Since Neolithic times, seasonal winter solstice rites have been held to face the darkness and bring back the light. Mona’s winter festival Dark Mofo celebrates both ancient and contemporary mythologies, birth and death, fire and laser light – with some good music, art and food thrown in. The festival in 2015 will feature a number of large-scale public artworks to awaken the stygian Hobart nights, a longer and lustier five-night City of Hobart Dark Mofo Winter Feast, a late-night ceremonial death dance called Blacklist, a new, gritty and gripping Dark Mofo Films program and a wild assortment of music, theatre, performance, exhibitions. And there will be a lot of fire.

It all builds up to a celebration of the longest night, with all-night performances during the winter solstice from dusk until dawn, finishing with the annual Dark Mofo Nude Solstice Swim to greet the return of the sun.

Here I have to confess that I have never been to any Dark Mofo events myself. The reason for this is that most of them take place at night. One of the few things that I miss about not living close to the city is that I can’t attend plays, concerts and other night events very often. We don’t have a night bus service and even when Hubby was well I didn’t like to ask him to drive 60km to pick me up after an event too often.

Like the exhibits at MONA itself some of the events connected to Dark Mofo are a bit too way out for me but I would dearly have liked to have seen the light and sound installations around the city and taken some photos of them.

My friends Ally and Matt Clark, my summertime cricket buddies, came to my rescue. First they offered me a bed for the night at their place which I had to decline because it would have meant leaving Cindy locked in the house alone for over twelve hours. I would never do that to a dog. However I did ask Ally and Matt if they would allow me to use some of their photos on this post and they were kind enough to say yes. The following pictures were taken one evening last week on iPhones. I have cropped a couple of them a little bit but otherwise they are as they were taken.

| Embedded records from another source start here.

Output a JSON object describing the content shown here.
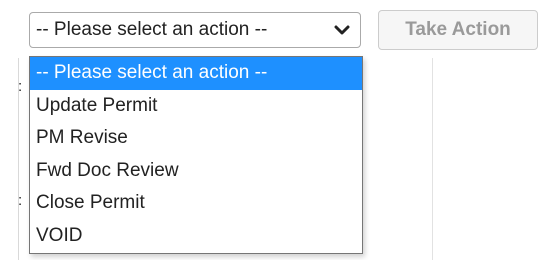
{
  "action_select": {
    "selected_label": "-- Please select an action --",
    "options": [
      {
        "label": "-- Please select an action --",
        "highlighted": true
      },
      {
        "label": "Update Permit",
        "highlighted": false
      },
      {
        "label": "PM Revise",
        "highlighted": false
      },
      {
        "label": "Fwd Doc Review",
        "highlighted": false
      },
      {
        "label": "Close Permit",
        "highlighted": false
      },
      {
        "label": "VOID",
        "highlighted": false
      }
    ]
  },
  "take_action_button": {
    "label": "Take Action",
    "disabled": true
  },
  "colors": {
    "highlight": "#1e90ff",
    "button_text_disabled": "#9a9a9a",
    "border": "#aaaaaa"
  },
  "icons": {
    "select_arrow": "chevron-down-icon"
  }
}
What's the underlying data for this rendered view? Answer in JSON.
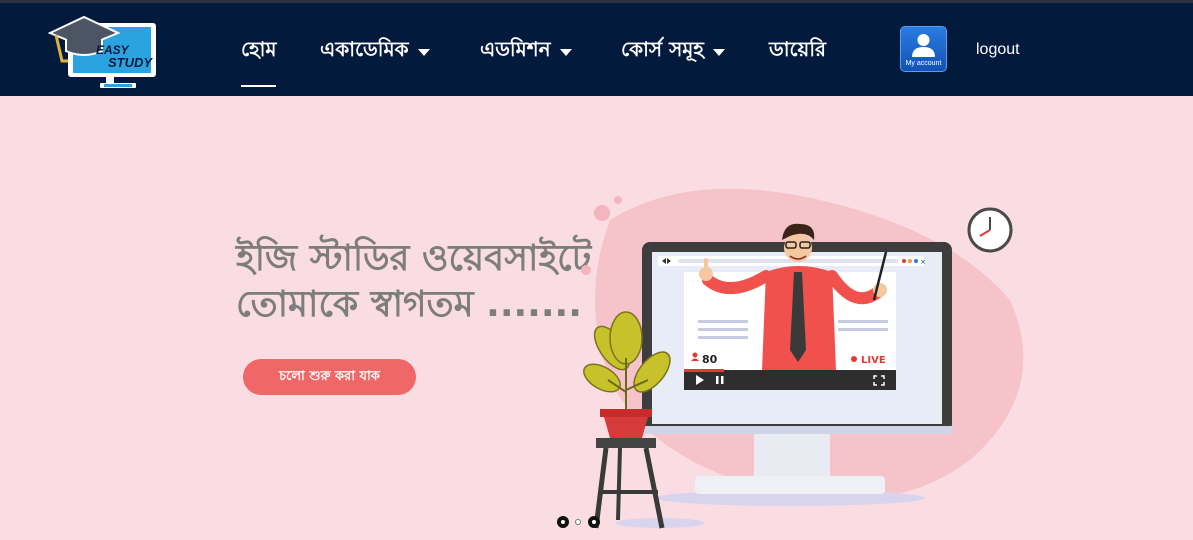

This is one of the lighting installations which looks like it is coming from the old Mercury building-photo by Ally Clark 2015
This is one of the lighting installations which looks like it is coming from the old Mercury building-photo by Ally Clark 2015

Illuminated building on Murray Street. -Photo by Matt Clark
Hobart Town Hall . photo by Matt Clark

The Grand Chancellor Hotel Hobart -photo by Ally Clark
The Grand Chancellor Hotel Hobart –  photo by Ally Clark

Brooke St Pier - photo by Matt Clark
Brooke St Pier – photo by Matt Clark

The Princes Wharf Shed No. 1 was the venue for the Winter Feast- Photo by Ally Clark
The Princes Wharf Shed No. 1 was the venue for the Winter Feast – Photo by Ally Clark

Winter Feast venue- photo by Ally Clark
Winter Feast venue  – photo by Ally Clark

Next winter I hope that I will be able to attend myself as I would like to have visited “Dark Park” where there were installations on the site of the old rail yards or the one at the old Mercury newspaper building which a bus driver told me about. This installation apparently responded to touch and was set up so that patron’s pulse rate controlled the flickering of the lights.

If you are interested in reading a bit more about the event, written by someone who was actually there; here is a link or two.

http://www.theguardian.com/culture/2015/jun/20/dark-mofo-festival-review-a-newcomers-take

https://www.mona.net.au/what%27s-on/festivals

http://theconversation.com/where-the-dark-gets-in-why-dark-mofo-lightens-a-crowded-calendar-40080

 

Thanks again Matt and Ally for your photos. Maybe I can take you up on that offer next year. Here’s Ally rugged up for the cold.

Ally Clark Hobart 2015- photo by Matt Clark
Ally Clark Hobart 2015- photo by Matt Clark